GA: When I found myself trying to identify the dates on the NYT and the KFC bucket on the tracks, I stopped myself and thought (no offense, seriously. Seriously.) of Oliver Stone. For his Vietnam-era movie, Born on The Fourth of July, there were stories of how meticulous he was to recreate the vintage cigarette lighters for characters in the background. Things that no one would ever notice, but that were meant to signify authenticity and accuracy. [Of course, so did the stories about the lighters. And of course, the entire larger story of the war and the politics of it was completely warped and distorted and inaccurate.] I guess I don’t what the question is. Surprise.
E+D: Not big Oliver Stone fans, we must admit! We more thought of Schumacher’s Falling Down, if any movie. Love the way it describes how the big dramas often are triggered by some random and totally insignificant incidents. We do stuff in our lives because of so many unexplainable reasons. Because we were fascinated by a particular color on someone’s towel on the beach when we were seven years old. Or because we like the smell of gasoline, or because we couldn’t spell correctly when were kids or because we once read a philosophy text and had a complete misinterpretation of it.
G+A: How did you collaborate with the Foundation and what, if anything do you think the piece says about them? I can think of a couple of things: the grating on the main floor (which I believe was pre-existing, right?) does remind me of a subway or street grating already, Meanwhile, although the installation is very realistically a subway station, it is also a white cube; it makes at least some references to the exhibition spaces of galleries and museums (something you have explored regularly in your work). So the most public of spaces-a train station-is now in one of the most private of institutions: a foundation.

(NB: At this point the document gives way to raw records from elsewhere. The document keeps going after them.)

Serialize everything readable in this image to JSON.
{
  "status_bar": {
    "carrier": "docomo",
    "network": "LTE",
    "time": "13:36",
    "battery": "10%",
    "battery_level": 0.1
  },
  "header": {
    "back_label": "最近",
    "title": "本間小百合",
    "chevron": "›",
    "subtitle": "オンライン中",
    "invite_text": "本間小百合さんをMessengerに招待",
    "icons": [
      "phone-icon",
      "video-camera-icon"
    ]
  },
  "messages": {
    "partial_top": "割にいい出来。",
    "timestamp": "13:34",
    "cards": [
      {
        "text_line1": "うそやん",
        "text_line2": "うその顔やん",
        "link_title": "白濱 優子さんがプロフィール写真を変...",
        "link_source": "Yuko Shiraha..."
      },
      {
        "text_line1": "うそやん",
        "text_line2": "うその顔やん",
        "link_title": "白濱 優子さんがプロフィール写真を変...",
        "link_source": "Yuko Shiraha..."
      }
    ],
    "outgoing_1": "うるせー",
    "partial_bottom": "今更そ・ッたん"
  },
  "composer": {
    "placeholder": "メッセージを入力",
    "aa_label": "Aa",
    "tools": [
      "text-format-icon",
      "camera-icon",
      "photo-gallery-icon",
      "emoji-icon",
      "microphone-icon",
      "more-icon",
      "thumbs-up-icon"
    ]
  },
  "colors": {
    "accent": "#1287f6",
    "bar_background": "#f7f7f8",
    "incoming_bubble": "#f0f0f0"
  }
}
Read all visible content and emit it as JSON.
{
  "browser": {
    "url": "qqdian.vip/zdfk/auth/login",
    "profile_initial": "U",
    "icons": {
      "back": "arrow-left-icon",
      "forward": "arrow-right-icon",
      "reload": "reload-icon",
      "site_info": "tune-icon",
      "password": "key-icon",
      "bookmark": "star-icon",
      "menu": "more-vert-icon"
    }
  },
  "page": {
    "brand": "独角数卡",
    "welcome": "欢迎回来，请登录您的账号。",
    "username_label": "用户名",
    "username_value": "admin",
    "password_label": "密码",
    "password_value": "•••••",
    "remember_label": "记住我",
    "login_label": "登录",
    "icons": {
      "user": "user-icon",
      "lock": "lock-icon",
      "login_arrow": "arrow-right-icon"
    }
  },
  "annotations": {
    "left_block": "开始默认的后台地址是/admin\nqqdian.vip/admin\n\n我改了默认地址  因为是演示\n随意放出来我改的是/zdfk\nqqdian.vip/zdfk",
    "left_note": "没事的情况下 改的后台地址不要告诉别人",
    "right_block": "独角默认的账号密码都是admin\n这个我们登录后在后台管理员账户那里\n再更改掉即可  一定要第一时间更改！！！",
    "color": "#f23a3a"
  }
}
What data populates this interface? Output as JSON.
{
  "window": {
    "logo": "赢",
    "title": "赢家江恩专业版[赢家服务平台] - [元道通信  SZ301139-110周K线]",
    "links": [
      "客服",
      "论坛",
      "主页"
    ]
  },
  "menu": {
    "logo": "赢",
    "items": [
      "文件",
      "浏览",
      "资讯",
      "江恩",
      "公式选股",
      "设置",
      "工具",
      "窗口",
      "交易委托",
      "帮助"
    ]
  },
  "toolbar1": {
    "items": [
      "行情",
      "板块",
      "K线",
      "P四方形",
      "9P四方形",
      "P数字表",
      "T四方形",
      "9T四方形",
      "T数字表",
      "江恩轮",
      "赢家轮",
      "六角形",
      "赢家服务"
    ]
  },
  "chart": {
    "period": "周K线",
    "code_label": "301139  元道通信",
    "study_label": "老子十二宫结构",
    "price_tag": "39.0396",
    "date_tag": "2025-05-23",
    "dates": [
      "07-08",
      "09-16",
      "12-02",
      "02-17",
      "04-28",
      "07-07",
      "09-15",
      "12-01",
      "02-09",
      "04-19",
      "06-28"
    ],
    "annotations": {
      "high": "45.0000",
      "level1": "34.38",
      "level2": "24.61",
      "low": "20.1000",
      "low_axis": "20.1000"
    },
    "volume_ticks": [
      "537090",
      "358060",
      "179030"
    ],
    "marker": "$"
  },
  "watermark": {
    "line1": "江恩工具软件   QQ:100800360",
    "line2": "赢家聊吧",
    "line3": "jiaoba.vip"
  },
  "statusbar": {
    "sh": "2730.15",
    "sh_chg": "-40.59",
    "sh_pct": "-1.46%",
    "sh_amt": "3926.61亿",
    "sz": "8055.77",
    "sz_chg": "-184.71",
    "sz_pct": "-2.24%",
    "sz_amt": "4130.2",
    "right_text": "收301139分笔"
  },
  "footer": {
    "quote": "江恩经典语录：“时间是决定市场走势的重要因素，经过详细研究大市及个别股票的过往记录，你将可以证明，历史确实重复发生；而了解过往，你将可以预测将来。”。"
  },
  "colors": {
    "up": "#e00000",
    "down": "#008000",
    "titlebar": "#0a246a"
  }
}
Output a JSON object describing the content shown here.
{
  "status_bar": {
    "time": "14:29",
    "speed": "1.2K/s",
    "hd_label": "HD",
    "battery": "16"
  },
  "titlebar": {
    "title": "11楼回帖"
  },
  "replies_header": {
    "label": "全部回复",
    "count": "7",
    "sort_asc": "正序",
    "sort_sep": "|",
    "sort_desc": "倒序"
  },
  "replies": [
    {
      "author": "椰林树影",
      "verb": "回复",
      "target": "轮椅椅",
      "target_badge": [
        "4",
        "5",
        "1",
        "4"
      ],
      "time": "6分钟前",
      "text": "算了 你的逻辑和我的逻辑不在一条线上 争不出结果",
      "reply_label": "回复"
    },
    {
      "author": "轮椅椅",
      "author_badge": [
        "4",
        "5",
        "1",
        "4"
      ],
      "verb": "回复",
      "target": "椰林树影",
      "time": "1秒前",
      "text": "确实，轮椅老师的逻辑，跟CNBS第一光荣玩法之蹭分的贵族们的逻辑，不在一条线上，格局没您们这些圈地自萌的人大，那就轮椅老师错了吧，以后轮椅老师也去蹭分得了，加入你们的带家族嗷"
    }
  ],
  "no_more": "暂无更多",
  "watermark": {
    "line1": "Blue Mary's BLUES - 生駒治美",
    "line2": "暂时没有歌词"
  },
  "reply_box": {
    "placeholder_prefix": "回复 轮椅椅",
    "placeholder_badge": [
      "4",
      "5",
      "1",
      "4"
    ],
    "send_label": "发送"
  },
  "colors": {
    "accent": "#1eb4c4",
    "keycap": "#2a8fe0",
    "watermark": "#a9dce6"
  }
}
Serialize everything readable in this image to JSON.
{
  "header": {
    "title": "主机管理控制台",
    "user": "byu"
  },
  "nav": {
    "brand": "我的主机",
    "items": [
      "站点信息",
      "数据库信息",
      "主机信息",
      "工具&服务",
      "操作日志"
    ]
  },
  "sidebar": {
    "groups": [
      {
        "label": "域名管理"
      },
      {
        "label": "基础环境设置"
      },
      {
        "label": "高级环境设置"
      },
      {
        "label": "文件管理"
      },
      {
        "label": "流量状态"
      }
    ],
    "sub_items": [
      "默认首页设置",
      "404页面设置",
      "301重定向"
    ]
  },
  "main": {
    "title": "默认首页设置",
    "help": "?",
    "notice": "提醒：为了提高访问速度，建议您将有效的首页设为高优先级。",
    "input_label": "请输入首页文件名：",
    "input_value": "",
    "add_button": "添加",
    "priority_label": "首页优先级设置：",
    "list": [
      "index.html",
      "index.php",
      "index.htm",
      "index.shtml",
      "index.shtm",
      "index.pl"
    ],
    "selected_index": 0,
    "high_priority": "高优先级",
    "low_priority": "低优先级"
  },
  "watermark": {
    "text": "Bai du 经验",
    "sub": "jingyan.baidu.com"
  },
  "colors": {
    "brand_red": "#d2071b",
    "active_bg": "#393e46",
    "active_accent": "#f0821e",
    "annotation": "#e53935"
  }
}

Maybe this is just me trying to sound smart, but all these new questions are like essays.
[This is when the Times killed the story, so we paused there.]
Other E+D interviews: by Hans Ulrich Obrist and Daniel Birnbaum